The regional diversity in economy also contributes to the country’s macroeconomic stability. For instance, natural disasters generally only affect part of the vast Chinese territory and the rest of the country remains safe. By the same token, consumption indices vary heavily from region to region; but economic disparities among regions redound to macroeconomic stability. For instance, they are helpful for the country to assimilate and weaken the impact of shrinkage in foreign demand. China’s marked regional economic discrepancy and its positive effects will linger and even strengthen in the next three to five years.
The ever-growing scale of China’s economy also helps create stability.

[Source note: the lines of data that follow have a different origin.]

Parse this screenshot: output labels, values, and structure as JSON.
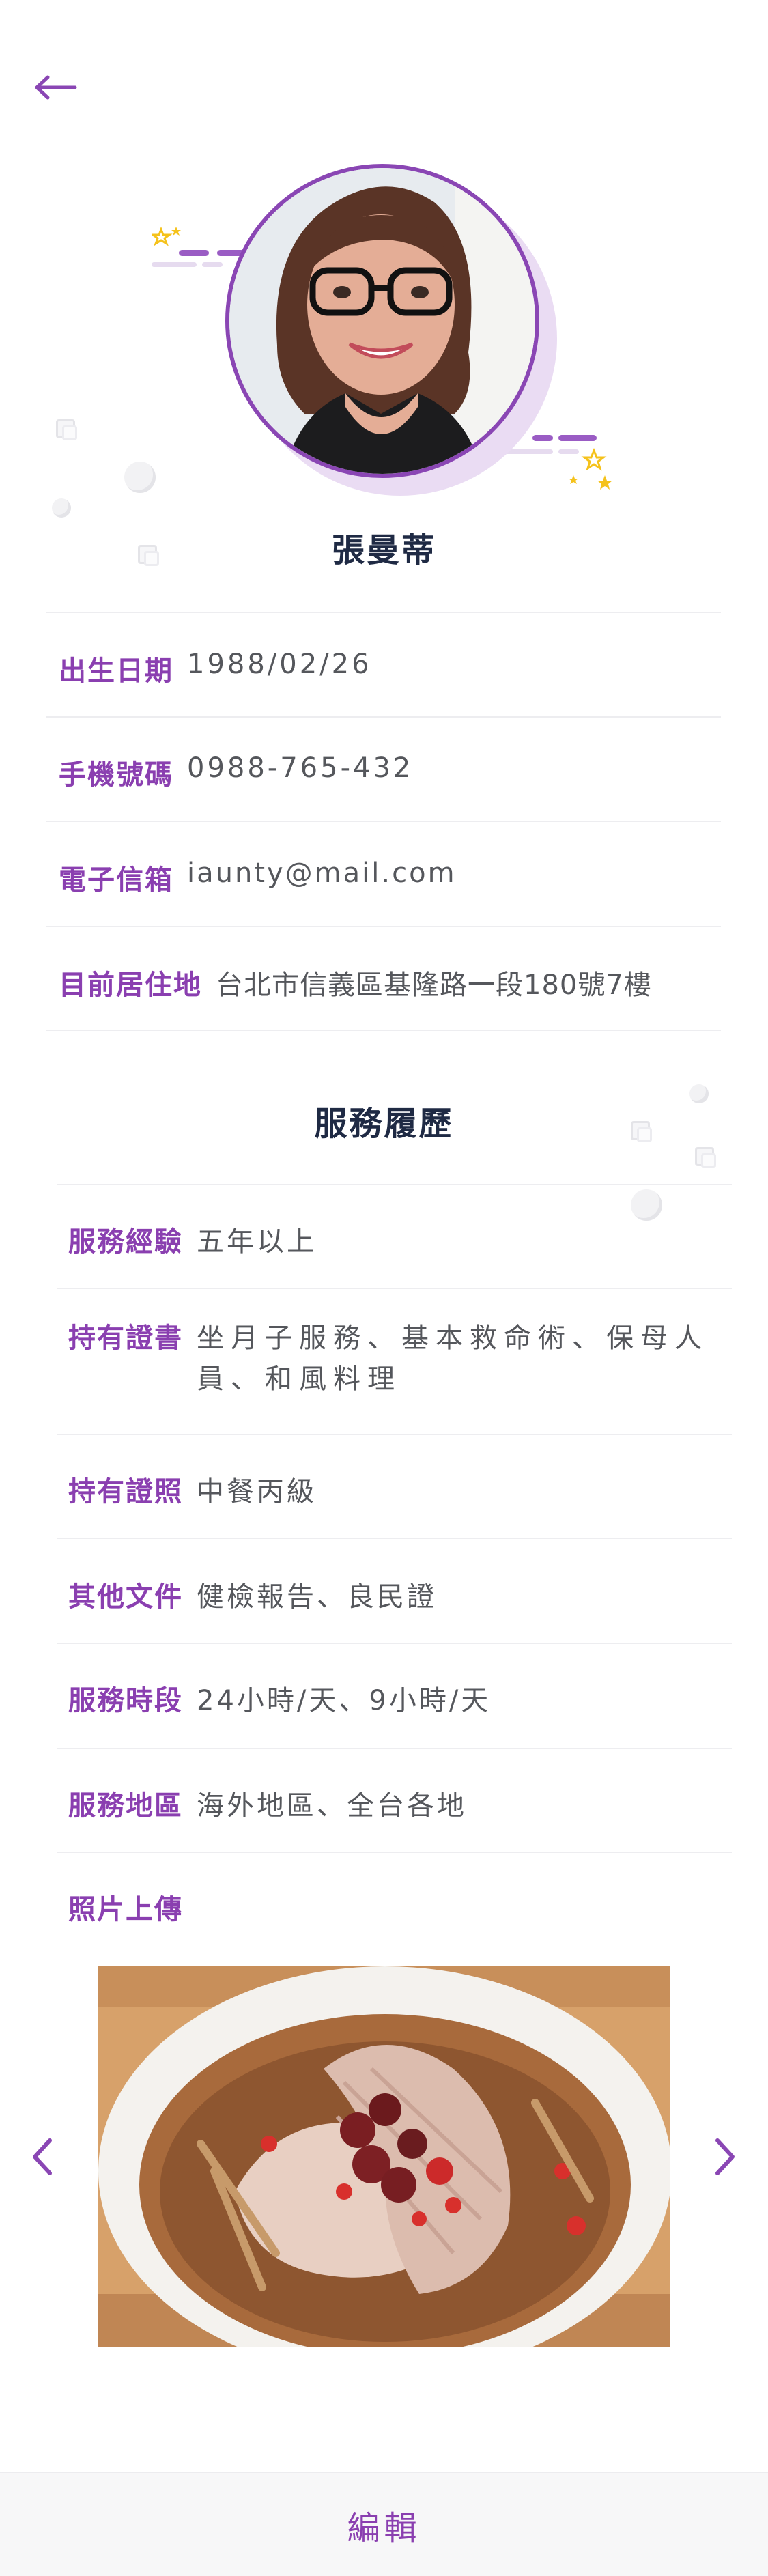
{
  "profile": {
    "name": "張曼蒂",
    "fields": [
      {
        "label": "出生日期",
        "value": "1988/02/26"
      },
      {
        "label": "手機號碼",
        "value": "0988-765-432"
      },
      {
        "label": "電子信箱",
        "value": "iaunty@mail.com"
      },
      {
        "label": "目前居住地",
        "value": "台北市信義區基隆路一段180號7樓"
      }
    ]
  },
  "service": {
    "title": "服務履歷",
    "fields": [
      {
        "label": "服務經驗",
        "value": "五年以上"
      },
      {
        "label": "持有證書",
        "value": "坐月子服務、基本救命術、保母人員、和風料理"
      },
      {
        "label": "持有證照",
        "value": "中餐丙級"
      },
      {
        "label": "其他文件",
        "value": "健檢報告、良民證"
      },
      {
        "label": "服務時段",
        "value": "24小時/天、9小時/天"
      },
      {
        "label": "服務地區",
        "value": "海外地區、全台各地"
      }
    ],
    "photo_label": "照片上傳"
  },
  "footer": {
    "edit_label": "編輯"
  },
  "icons": {
    "back": "arrow-left-icon",
    "prev": "chevron-left-icon",
    "next": "chevron-right-icon"
  },
  "colors": {
    "accent": "#8a3fb0",
    "heading": "#1f2a44",
    "text": "#55575c"
  }
}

With the sixth largest economy in the world, China won’t encounter any particular obstruction setting back its growth rate for the next three to five years. China has set development as its top priority and with no strong counter-reform forces within itself, it can and will promote reforms smoothly. In view of the crying demand from the country’s growing population, environmental and ecological preservation efforts and its goal to become a developed country, China needs an annual GDP growth not less than 5-6 percent in coming years. Drafters of the tenth “Five-Year Plan” decided it should be 7 percent.
The sound and stable growth prospects in the world economy in the next three to five years will have positive effects on China’s economic stability. Statistics show that, from 1990 to 1995, the global economy grew by 2 percentage points on average each year and the maximum growth discrepancy among the five years exceeded 100 percent, while the corresponding figures for the latter five years are 3 to 3.5 percentage points and less than 50 percent. With a foreign trade volume of US$509.8 billion and total FDI of US$46.8 billion (14.9 percent more than that in 2000) in 2001, China’s economy is building closer links to the world economy as a whole.
Unlike the situation in Russia and Eastern Europe, China’s central government still has considerable political as well as economic resources such as state-owned enterprises in its hands and with this it can effectively avert any potential economic turbulence. Even if the government’s influence abated for some reasons, for instance, the breakups of big monopolies, during the tenth “Five-Year Plan” period the general situation won’t change.
Traditional Chinese culture has a prominent aspect: the pursuit of stability. This is one of the reasons why China’s economy can develop smoothly while many reform measures toward a market economy are not yet in place. Despite its transition to a market economy, high stability still remains an essential feature of the Chinese society. A survey by the Horizon-China published on the June 11, 2001 issue of the China Business Times showed that the establishment of an ideal social security system had become the primary concern for most Chinese people.
China is not the Republic of Korea, Japan, or any Southeastern Asian countries such as Indonesia, Malaysia or Thailand; it has many qualities that they don’t have. And these qualities will ensure that China can resist any potential financial crisis and maintain an annual economic growth of 7 percent in the next five years. Though slight or moderate economic risks cannot be absolutely ruled out, they surely won’t grow into an economic crisis.
(The author Gu Haibin is a professor of economics at the Renmin University of China)
(china.org.cn, translated by Chen Chao January 20, 2003)